Exercise: Lines with the word "icon" in them must be copied from the records below.

Working data:
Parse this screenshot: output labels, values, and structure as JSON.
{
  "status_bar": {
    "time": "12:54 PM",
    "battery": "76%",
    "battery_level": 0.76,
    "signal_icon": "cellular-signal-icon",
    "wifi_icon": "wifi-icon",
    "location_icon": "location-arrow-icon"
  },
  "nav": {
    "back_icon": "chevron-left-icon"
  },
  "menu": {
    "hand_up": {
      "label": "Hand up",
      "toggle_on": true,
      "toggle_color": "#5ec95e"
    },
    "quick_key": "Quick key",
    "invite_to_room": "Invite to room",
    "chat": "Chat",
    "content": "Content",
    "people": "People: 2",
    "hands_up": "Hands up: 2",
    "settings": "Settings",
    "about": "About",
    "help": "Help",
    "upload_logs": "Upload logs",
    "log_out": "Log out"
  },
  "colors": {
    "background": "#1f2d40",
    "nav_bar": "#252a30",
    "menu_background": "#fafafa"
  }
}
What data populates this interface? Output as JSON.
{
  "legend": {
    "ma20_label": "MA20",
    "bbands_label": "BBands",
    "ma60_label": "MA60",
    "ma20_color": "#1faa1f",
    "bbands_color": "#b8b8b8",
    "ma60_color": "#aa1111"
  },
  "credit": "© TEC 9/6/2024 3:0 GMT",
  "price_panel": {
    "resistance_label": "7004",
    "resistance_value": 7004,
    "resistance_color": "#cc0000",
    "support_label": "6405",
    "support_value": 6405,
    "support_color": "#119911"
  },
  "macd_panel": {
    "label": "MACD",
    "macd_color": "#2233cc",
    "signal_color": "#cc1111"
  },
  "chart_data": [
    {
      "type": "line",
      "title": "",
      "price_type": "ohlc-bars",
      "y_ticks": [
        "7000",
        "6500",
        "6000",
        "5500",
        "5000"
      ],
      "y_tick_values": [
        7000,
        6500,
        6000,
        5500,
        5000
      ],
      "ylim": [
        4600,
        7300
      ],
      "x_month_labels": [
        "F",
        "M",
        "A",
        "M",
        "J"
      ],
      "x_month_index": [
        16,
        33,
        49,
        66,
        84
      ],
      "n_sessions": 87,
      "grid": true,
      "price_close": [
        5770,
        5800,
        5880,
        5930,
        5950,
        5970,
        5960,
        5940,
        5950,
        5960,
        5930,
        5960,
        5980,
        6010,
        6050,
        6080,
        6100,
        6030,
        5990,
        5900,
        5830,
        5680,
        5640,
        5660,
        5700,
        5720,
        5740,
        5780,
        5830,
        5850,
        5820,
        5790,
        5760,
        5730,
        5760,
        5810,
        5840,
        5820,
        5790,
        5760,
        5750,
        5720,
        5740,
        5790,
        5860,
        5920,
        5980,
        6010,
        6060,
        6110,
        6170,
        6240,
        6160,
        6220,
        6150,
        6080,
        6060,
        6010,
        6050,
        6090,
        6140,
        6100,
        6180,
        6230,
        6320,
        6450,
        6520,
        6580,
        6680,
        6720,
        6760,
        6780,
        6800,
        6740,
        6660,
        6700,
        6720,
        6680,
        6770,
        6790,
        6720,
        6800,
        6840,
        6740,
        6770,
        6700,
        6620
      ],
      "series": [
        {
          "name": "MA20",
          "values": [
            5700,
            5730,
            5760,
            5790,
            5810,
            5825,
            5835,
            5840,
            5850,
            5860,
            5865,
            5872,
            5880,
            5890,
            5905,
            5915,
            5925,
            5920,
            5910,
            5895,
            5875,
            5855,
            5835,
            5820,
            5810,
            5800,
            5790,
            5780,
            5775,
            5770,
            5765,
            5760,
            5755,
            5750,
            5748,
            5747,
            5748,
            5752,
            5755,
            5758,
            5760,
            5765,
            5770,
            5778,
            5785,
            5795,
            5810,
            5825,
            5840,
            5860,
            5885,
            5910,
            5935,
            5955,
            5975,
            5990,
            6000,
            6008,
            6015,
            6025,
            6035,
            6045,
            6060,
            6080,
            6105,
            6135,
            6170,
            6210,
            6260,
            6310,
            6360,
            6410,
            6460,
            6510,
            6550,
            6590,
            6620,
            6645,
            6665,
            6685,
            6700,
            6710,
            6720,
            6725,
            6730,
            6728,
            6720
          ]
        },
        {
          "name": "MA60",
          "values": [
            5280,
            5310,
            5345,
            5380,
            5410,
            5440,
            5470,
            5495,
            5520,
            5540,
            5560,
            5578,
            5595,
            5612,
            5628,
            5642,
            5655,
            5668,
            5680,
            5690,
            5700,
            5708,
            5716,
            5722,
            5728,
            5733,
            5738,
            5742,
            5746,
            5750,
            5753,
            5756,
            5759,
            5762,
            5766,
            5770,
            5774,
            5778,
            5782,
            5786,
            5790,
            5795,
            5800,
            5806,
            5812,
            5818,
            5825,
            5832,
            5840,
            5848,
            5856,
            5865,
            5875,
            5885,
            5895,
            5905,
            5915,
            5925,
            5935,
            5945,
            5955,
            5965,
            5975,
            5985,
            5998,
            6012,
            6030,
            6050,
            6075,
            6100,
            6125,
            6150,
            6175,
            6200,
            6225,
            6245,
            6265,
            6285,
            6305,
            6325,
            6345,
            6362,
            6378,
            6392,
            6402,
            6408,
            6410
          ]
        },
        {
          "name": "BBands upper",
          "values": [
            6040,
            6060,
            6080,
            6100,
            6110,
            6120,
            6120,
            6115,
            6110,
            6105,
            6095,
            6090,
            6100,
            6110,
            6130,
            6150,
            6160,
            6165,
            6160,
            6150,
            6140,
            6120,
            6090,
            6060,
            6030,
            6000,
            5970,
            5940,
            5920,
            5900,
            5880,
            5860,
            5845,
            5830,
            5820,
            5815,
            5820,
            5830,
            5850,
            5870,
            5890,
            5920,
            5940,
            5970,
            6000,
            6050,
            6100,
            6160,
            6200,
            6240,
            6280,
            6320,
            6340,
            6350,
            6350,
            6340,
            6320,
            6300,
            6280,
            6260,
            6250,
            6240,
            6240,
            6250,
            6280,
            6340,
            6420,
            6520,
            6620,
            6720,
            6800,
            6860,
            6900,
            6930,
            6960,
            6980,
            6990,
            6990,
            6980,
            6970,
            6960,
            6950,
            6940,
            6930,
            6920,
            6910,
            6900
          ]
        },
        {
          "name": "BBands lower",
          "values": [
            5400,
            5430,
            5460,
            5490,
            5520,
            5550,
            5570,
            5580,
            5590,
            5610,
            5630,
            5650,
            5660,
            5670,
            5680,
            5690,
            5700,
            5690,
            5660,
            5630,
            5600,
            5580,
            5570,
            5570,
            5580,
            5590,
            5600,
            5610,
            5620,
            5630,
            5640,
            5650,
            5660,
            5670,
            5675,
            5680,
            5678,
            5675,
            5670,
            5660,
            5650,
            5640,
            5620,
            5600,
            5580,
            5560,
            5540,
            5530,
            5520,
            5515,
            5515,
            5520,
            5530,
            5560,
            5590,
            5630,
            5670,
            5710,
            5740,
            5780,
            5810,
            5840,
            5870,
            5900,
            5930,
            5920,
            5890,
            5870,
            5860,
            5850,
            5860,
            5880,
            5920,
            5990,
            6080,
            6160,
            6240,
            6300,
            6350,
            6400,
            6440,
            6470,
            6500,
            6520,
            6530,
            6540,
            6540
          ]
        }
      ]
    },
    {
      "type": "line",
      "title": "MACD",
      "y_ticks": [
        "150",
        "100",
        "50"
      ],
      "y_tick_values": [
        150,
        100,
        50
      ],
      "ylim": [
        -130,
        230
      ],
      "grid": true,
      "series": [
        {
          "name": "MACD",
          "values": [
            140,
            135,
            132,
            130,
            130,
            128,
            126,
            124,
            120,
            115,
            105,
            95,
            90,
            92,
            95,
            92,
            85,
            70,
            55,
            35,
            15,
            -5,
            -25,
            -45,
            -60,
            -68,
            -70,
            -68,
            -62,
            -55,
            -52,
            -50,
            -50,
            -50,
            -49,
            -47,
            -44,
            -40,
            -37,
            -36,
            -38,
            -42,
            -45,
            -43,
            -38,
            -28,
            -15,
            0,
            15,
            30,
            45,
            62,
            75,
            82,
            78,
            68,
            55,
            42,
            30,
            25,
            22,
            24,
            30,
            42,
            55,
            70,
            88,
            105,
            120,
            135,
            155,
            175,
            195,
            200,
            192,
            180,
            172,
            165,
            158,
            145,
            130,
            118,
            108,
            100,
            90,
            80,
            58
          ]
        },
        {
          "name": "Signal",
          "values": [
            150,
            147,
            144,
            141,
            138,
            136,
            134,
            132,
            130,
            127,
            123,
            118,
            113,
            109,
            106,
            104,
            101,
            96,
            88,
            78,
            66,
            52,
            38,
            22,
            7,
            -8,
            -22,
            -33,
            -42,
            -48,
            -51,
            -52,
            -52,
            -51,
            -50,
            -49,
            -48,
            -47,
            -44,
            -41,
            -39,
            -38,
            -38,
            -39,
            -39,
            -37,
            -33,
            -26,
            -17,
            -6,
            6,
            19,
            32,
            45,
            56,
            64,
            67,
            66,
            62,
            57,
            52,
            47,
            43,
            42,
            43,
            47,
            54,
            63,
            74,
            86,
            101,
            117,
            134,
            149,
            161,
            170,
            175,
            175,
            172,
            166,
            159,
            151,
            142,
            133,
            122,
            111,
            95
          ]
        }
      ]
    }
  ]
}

Written solution:
    "signal_icon": "cellular-signal-icon",
    "wifi_icon": "wifi-icon",
    "location_icon": "location-arrow-icon"
    "back_icon": "chevron-left-icon"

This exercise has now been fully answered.